Is it time for the city of San Diego's private skyboxes at Qualcomm Stadium and Petco Park to be leased out? NBC 7's Gene Cubbison reports.
Is it time for the city of San Diego's private skyboxes at Qualcomm Stadium and Petco Park to be leased out?
It's a political issue that's been simmering, and occasionally rising to a boil, for more than 15 years.
A dustup in the mayor's race this week stirred echoes from two County Grand Jury "watchdog" investigations into skybox tickets that go to city officials.
Jury members said the perk had gotten out of hand.
They've called for sweeping reforms -- and revoking Councilmembers' credentials.
"City officials shouldn't be playing Santa Claus with public assets, with city assets,” says James Kelly, Jr., foreman of the 1997-98 grand jury. “If they want to give to charities, they should give out of their own pockets. Or encourage other private citizens to do that."
In an interview with NBC 7, Kelly said he has no quarrel with what he called “a reasonable number of perquisites” for public servants.
“But there was some evidence that these were really being abused,” Kelly added. “They weren't following their own policy."
The city reserves 55 skybox seats at Qualcomm Stadium for the mayor, Councilmembers, and city attorney and their guests.
Those guests, under policies adopted when the stadium opened in 1967, were meant to be people who could advance business development, tourism and sports in San Diego.
But eventually friends, relatives and political backers crowded the suite -- often unaccompanied by their hosts, especially during seasons when the Chargers and Padres were struggling.
"They were provided very lavish buffets, alcoholic beverages,” Kelly recalls.
Grand jury investigations in 1998 and 2007 -- three years after Petco Park opened with 26 city skybox seats -- prompted reforms such as charging for refreshments, banning booze, and having guests sign in and list their affiliations.
These days, the officials’ tickets largely have become giveaways, going mainly to charitable groups, military and law enforcement guests.
But there's a growing school of thought – advanced early on by then-mayor Susan Golding -- that the skyboxes should be put on the market so as to avoid ethical questions about politicians dispensing favors, even to worthy and non-controversial recipients.
"It's sort of a Catch-22,” said Chargers fan Jeff Simmons, on a noon-hour outing to the team’s souvenir shop at Qualcomm Stadium “Part of it's good – and (part is) just politics. Politics is always bad."
Then there’s the argument of raising money – hundreds of thousands of dollars a year, potentially -- for a city that's been desperate for cash to properly bankroll public safety, neighborhood services and infrastructure upgrades.

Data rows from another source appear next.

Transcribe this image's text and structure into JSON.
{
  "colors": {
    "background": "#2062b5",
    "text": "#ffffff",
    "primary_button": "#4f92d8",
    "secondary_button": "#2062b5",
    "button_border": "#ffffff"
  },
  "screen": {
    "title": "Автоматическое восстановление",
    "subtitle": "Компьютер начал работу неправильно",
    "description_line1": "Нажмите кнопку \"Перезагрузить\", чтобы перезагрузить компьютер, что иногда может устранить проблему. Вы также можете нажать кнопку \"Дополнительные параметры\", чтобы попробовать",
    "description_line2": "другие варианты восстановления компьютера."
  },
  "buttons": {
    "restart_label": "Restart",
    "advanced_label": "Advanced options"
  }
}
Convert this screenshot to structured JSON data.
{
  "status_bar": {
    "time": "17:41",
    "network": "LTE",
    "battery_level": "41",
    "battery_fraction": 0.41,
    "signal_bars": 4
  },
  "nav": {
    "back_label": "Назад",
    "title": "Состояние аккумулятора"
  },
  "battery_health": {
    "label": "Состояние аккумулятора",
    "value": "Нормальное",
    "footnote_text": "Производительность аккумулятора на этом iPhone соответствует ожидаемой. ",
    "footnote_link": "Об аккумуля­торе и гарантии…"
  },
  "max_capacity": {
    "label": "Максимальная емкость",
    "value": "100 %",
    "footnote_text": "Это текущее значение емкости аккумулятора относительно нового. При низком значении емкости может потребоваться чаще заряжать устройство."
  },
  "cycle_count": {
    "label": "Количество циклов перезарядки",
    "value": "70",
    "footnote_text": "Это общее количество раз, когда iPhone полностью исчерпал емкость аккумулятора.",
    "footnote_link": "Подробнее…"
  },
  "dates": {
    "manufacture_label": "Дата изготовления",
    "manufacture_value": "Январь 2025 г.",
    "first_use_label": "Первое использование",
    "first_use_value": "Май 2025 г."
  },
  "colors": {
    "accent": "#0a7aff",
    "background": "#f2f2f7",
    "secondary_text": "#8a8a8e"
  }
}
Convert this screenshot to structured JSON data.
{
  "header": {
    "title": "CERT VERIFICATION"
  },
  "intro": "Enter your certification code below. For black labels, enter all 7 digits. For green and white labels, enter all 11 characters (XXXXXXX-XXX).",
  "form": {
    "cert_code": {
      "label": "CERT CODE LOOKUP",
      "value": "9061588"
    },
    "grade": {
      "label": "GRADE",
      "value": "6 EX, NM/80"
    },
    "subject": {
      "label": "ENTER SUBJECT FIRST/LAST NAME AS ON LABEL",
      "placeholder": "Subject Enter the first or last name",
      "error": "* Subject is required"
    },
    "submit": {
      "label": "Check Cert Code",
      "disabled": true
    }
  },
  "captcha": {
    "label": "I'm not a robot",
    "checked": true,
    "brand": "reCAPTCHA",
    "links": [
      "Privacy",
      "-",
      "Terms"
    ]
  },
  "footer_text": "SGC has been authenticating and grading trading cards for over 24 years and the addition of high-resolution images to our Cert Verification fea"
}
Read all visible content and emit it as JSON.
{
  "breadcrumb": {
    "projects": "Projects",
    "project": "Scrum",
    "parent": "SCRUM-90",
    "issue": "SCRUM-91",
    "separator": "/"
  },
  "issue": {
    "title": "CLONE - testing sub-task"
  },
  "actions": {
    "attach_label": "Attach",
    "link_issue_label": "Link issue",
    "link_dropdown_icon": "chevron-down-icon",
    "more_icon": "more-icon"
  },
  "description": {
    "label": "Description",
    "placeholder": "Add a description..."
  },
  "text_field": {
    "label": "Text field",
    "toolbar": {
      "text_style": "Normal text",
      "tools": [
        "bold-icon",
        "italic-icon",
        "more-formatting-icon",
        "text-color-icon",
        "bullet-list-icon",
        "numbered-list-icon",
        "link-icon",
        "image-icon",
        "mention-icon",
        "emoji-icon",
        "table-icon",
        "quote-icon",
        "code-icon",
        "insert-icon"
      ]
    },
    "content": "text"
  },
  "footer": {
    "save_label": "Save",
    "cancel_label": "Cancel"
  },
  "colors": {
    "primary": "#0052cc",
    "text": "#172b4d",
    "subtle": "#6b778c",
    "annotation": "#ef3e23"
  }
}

Said Mike Stewart, Jr., also interviewed at the Chargers’ gear outlet at the stadium: "If there's an opportunity to get revenue from these seats, then that's what the city should do. I mean, there's a lot of private industry that has money that are willing to purchase those seats, I'm sure."
But the most recent grand jury to tackle the issue recommended keeping skybox seats for the mayor and stadium manager, although not for other officials.
Jurors led by 2006-07 foreman David Higgins emphasized that guests should be there to benefit San Diego's interests.
"I think the lesson learned -- or the lesson reminded of -- is that we should always, always, always have the taxpayers' best interest in mind,” Higgins told NBC 7, “and spend their money as if we're spending our own."
The issue was revived Wednesday when Kevin Faulconer accused his City Council colleague and rival for mayor, David Alvarez, of excessive and ethically dubious gifting of skybox tickets.
Alvarez responded by calling Faulconer “the Grinch,” noting that Faulconer has donated tickets to police officers in the past, and been given tickets to other events by various business interests.